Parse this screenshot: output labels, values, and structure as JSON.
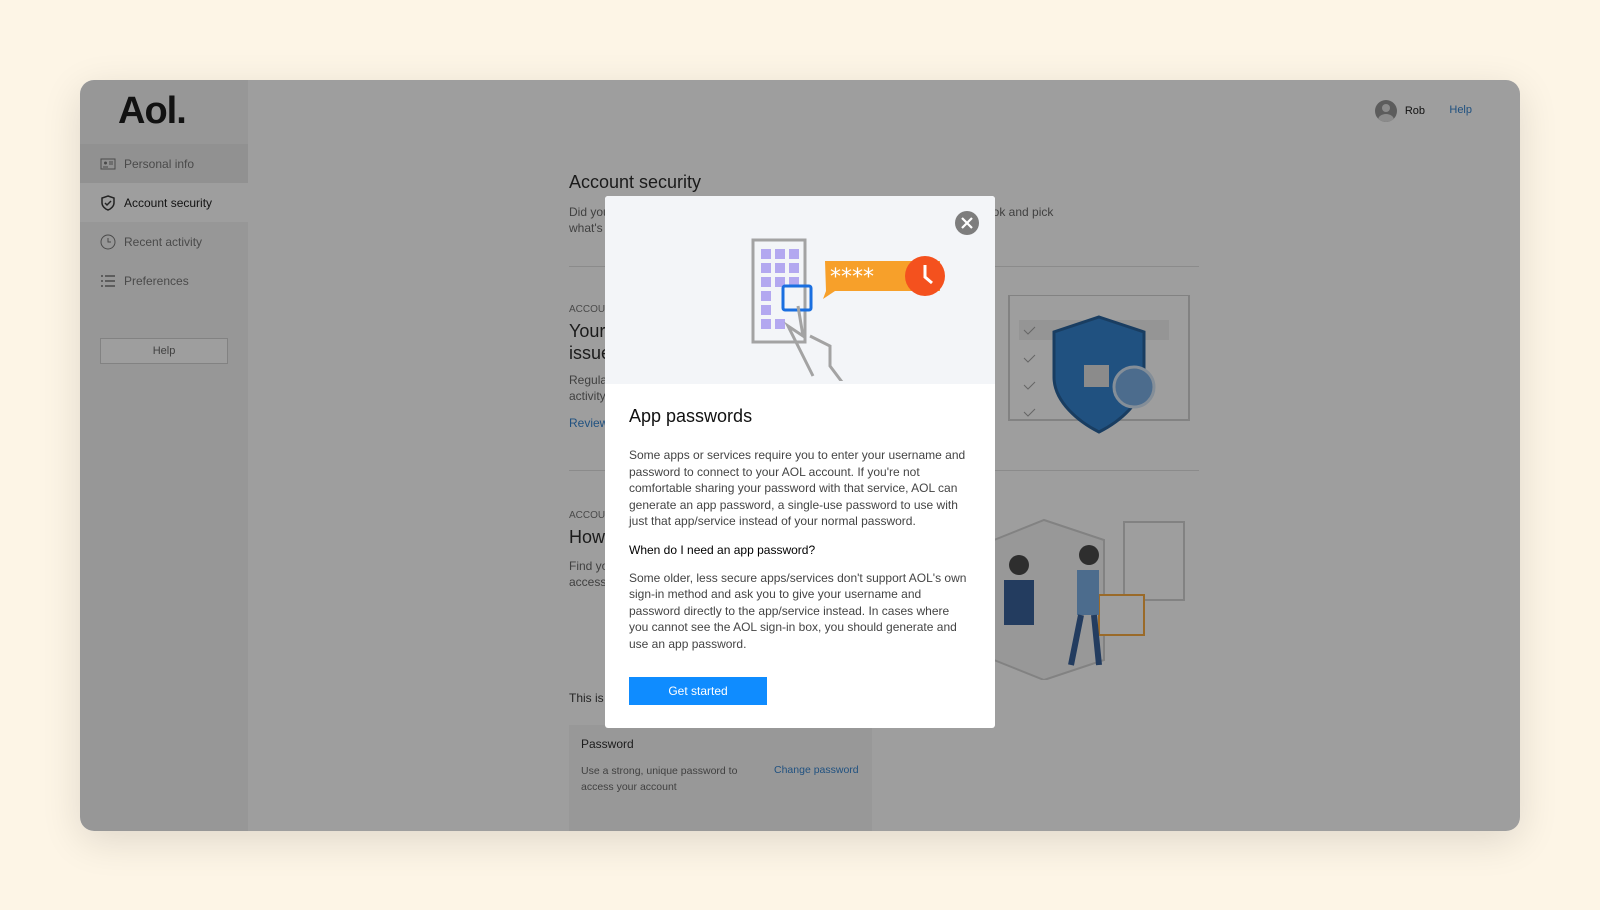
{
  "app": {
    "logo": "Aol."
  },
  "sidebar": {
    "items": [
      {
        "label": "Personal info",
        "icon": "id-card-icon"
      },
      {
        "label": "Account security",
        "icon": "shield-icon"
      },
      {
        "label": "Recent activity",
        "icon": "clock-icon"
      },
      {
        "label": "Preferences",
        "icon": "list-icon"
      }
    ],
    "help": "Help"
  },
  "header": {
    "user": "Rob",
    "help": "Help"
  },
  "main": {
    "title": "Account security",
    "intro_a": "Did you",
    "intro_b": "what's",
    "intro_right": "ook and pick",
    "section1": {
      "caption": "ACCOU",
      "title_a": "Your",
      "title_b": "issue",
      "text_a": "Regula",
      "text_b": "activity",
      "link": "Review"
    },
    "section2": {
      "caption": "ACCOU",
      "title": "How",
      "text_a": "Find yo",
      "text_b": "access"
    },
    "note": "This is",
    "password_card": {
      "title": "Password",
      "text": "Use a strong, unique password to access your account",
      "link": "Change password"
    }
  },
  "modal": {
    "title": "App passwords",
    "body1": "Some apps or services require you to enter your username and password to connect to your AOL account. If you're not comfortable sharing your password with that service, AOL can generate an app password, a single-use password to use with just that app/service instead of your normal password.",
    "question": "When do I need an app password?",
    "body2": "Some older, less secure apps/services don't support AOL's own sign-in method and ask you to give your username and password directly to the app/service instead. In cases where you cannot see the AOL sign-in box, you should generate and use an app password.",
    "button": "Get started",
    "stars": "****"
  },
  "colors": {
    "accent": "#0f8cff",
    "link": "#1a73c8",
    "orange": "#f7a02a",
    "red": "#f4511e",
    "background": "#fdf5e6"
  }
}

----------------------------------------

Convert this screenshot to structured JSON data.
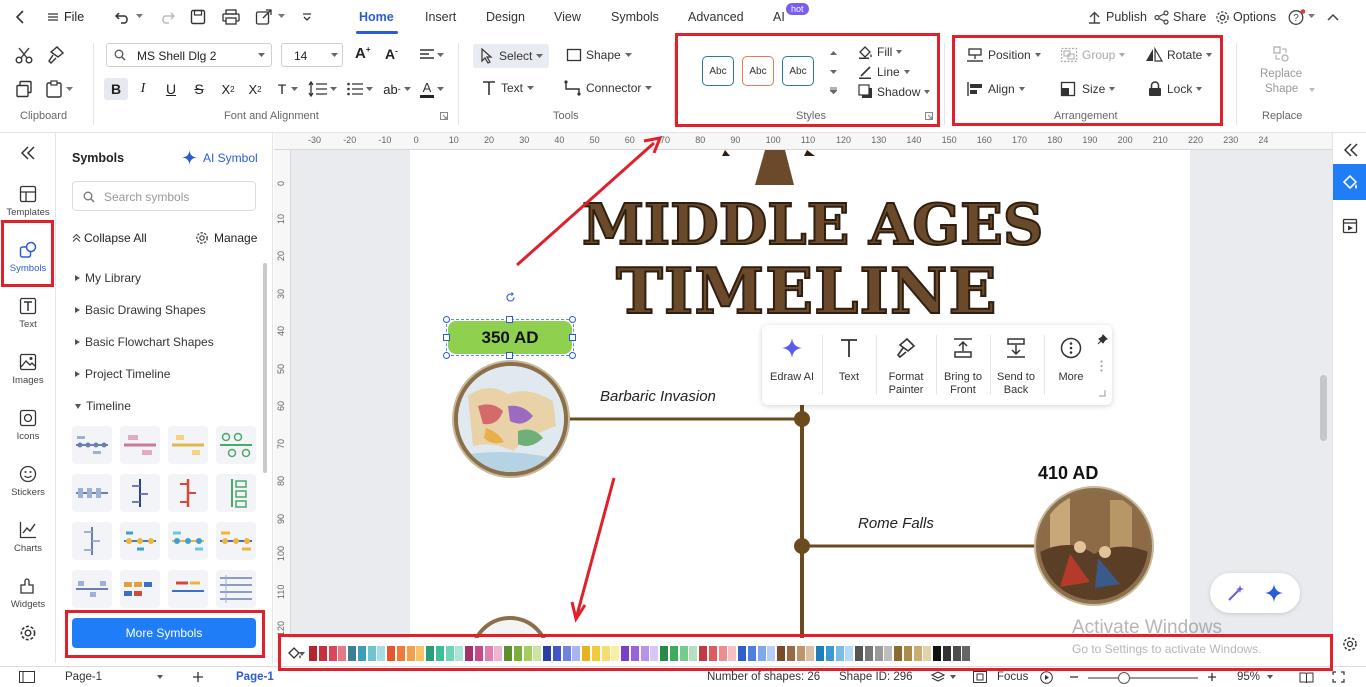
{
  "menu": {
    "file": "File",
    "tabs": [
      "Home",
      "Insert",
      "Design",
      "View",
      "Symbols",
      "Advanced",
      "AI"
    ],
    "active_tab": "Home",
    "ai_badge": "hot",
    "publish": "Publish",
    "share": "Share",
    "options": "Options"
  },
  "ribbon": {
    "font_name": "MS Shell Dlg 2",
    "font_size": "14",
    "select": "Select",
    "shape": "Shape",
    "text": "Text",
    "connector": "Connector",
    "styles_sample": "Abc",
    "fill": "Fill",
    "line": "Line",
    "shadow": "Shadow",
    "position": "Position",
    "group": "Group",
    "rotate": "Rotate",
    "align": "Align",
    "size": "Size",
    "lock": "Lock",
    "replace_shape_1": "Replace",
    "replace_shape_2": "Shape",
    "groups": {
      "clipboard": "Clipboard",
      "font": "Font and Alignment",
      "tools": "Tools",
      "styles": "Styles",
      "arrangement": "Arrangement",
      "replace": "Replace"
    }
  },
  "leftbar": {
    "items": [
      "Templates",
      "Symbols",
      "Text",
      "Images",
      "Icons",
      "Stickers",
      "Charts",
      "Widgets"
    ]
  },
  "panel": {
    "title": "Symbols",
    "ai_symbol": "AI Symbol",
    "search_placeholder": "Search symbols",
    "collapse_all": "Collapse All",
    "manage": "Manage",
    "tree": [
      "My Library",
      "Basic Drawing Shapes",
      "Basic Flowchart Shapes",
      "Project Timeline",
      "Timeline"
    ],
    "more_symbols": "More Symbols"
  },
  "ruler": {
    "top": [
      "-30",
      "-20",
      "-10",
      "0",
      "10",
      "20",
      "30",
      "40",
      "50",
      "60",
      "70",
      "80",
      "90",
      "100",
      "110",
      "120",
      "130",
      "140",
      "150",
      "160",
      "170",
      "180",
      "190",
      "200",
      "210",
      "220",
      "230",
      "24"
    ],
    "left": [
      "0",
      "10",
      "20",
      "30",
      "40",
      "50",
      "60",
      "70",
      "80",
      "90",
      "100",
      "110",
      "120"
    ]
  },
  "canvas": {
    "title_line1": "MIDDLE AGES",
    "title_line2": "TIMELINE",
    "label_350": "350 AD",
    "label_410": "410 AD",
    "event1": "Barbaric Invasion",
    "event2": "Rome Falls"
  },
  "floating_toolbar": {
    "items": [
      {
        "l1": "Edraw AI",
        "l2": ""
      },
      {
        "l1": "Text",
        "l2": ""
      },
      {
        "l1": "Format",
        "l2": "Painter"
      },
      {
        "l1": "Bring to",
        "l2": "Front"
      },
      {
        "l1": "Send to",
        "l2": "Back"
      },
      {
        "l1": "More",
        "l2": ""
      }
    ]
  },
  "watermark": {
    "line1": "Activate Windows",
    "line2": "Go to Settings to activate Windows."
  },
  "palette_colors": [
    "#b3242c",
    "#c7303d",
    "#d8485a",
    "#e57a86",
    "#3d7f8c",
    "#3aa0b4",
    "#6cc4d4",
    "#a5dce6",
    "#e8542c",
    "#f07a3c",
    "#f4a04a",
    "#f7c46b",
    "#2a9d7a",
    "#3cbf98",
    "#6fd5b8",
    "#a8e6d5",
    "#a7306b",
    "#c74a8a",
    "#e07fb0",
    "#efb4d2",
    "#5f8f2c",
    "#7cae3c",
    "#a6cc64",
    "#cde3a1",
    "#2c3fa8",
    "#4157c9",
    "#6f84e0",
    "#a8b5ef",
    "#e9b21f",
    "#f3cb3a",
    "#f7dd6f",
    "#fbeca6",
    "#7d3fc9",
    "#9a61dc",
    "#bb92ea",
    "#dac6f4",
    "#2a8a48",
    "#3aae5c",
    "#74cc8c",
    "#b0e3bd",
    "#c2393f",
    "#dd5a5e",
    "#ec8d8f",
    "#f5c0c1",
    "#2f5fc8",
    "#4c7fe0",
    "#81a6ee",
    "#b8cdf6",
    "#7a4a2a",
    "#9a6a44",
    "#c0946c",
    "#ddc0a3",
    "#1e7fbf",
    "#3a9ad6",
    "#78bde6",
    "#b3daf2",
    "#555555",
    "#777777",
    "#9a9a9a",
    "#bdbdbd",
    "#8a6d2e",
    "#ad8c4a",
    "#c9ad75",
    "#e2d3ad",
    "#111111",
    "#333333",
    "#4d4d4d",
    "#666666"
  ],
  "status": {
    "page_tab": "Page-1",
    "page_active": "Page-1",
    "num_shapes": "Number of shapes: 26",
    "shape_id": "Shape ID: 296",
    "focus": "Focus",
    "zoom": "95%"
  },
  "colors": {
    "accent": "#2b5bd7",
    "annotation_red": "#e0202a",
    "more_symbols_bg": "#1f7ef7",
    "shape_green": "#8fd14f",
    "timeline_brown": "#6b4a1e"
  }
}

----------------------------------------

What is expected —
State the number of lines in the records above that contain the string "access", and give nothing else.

Solution to this task —
2